THE CITY reported earlier this year that Fossella went on to work as a lobbyist and represented the governments of Taiwan, Somalia and Morocco as well as a Polish weapons manufacturer. He had a stint as a TV host at the Trump-friendly network Newsmax for a short lived show called “Table Talk.”
His COIB disclosure form also shows that in addition to his job promoting RTR’s debt collection services, he’s been running a consulting firm called Patriot Strategies Group.
He came back to public life last year in support of the owner of Mac’s Publick House, a Staten Island pub that publicly flouted COVID-19 guidelines, leading to the manager’s arrest.
Fossella rallied with parents and city Department of Education employees against the vaccine mandate and helped spur a lawsuit in response. The mandate takes effect Monday, following the case’s defeat in court.
The ex-congressman won the June GOP primary by 443 votes over Councilmember Steven Matteo, powered by a last-minute Trump robocall to voters.
Fossella’s filings with the Campaign Finance Board show minimal spending — and a growing pile of debt.
In the run-up to the primary, he disclosed just $113 in expenditures even as lawn signs promoting his candidacy and stamped “paid for by Fossella for BP” blanketed the borough.
Even now, his campaign has disclosed just $6,100 in expenditures — while racking up $65,000 in unpaid bills. His filings, as of the most recent Aug. 23 disclosure deadline, show his campaign is $6,394 in the red.
Fossella’s inability to tap matching funds has put him at a massive fundraising disadvantage against his two opponents. Mark Murphy, the Democratic nominee, has received $524,957 in public matching dollars, while Remauro notched $538,620.
The Campaign Finance Board is scheduled to announce its next round of public funds payments on Oct. 7.
Murphy had $269,105 on hand as of Aug. 23, while Remauro had just $27,587.
Murphy declined to take a swipe at Fossella’s financial woes. “I’m not concerned about what my opponents are doing,” said Murphy. “They’re big kids.
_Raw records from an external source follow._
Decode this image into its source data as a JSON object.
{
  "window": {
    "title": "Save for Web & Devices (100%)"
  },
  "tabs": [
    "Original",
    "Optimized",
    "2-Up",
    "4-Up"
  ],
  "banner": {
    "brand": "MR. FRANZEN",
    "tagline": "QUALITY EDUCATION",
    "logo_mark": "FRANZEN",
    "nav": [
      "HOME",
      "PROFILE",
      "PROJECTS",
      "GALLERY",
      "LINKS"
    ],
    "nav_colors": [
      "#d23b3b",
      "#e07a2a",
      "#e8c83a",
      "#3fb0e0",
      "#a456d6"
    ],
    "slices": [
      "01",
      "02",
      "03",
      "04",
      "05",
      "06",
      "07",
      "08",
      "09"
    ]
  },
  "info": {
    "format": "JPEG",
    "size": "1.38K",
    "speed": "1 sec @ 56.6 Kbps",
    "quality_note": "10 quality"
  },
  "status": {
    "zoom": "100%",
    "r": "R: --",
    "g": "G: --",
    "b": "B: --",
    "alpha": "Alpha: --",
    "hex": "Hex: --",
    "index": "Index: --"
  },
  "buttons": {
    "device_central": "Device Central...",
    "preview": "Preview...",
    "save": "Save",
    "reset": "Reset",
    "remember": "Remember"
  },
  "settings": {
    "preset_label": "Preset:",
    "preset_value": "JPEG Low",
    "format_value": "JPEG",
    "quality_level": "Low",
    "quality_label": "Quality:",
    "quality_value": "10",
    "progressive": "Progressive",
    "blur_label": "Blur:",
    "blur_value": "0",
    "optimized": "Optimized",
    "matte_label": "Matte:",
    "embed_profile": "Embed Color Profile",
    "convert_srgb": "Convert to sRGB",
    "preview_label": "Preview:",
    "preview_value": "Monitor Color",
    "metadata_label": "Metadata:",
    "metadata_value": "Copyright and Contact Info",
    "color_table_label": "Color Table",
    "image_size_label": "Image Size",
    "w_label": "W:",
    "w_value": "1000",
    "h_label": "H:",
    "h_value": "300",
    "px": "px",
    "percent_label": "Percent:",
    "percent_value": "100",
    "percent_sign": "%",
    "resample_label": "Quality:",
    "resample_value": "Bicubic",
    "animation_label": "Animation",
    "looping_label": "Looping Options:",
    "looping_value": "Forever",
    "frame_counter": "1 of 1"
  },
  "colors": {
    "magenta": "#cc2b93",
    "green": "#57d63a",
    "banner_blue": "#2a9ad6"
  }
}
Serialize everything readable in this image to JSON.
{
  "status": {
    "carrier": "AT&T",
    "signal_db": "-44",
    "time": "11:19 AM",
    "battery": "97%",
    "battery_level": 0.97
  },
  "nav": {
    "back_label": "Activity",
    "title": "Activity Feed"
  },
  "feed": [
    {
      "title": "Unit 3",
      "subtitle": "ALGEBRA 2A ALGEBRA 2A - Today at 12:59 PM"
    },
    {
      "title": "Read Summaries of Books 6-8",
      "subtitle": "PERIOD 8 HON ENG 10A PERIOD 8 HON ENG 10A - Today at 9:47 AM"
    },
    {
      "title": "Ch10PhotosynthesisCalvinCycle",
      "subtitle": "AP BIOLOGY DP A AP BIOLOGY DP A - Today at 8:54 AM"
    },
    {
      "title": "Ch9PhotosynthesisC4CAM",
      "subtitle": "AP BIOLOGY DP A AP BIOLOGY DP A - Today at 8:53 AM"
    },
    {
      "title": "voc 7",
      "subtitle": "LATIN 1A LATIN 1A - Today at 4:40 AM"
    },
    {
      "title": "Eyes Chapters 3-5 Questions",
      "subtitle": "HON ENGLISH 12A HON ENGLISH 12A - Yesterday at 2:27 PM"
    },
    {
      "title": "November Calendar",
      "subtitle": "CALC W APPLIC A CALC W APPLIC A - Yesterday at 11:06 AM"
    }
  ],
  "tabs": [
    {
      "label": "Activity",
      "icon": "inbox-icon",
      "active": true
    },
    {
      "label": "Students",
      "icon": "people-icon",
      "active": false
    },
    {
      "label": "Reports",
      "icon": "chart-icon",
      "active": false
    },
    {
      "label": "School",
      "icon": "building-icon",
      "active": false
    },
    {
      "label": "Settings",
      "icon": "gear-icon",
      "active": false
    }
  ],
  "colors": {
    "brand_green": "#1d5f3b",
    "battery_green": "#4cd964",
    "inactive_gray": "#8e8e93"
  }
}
If that’s the way they want to run a race that’s up to them.”
Question marks linger about unaccounted-for campaign promotions, which must be reported to the Campaign Finance Board even if they are not monetary donations.
Neither a billboard by the Outerbridge Crossing and a June 2 fundraiser at the restaurant Italianissimo has turned up among campaign expenses, unpaid bills or donated services disclosed to the Campaign Finance Board.
Staten Island is the only borough where Republican and unaffiliated voters outnumber Democrats.
Republicans have controlled Borough Hall since 1990 and borough presidents have used the office as a bully pulpit to command attention and action from City Hall.
The party’s nominee is taking liberties to get there, said one nonprofit government watchdog — who predicts Fossella will sooner or later feel the pain.
“New York City has some of the best campaign finance laws in the country, but sometimes candidates still don’t play by the rules,” said Tom Speaker, a spokesperson for the nonprofit Reinvent Albany. “Fortunately, the New York City Campaign Finance Board has a strong record of tracking compliance and penalizing candidates who flout the law.”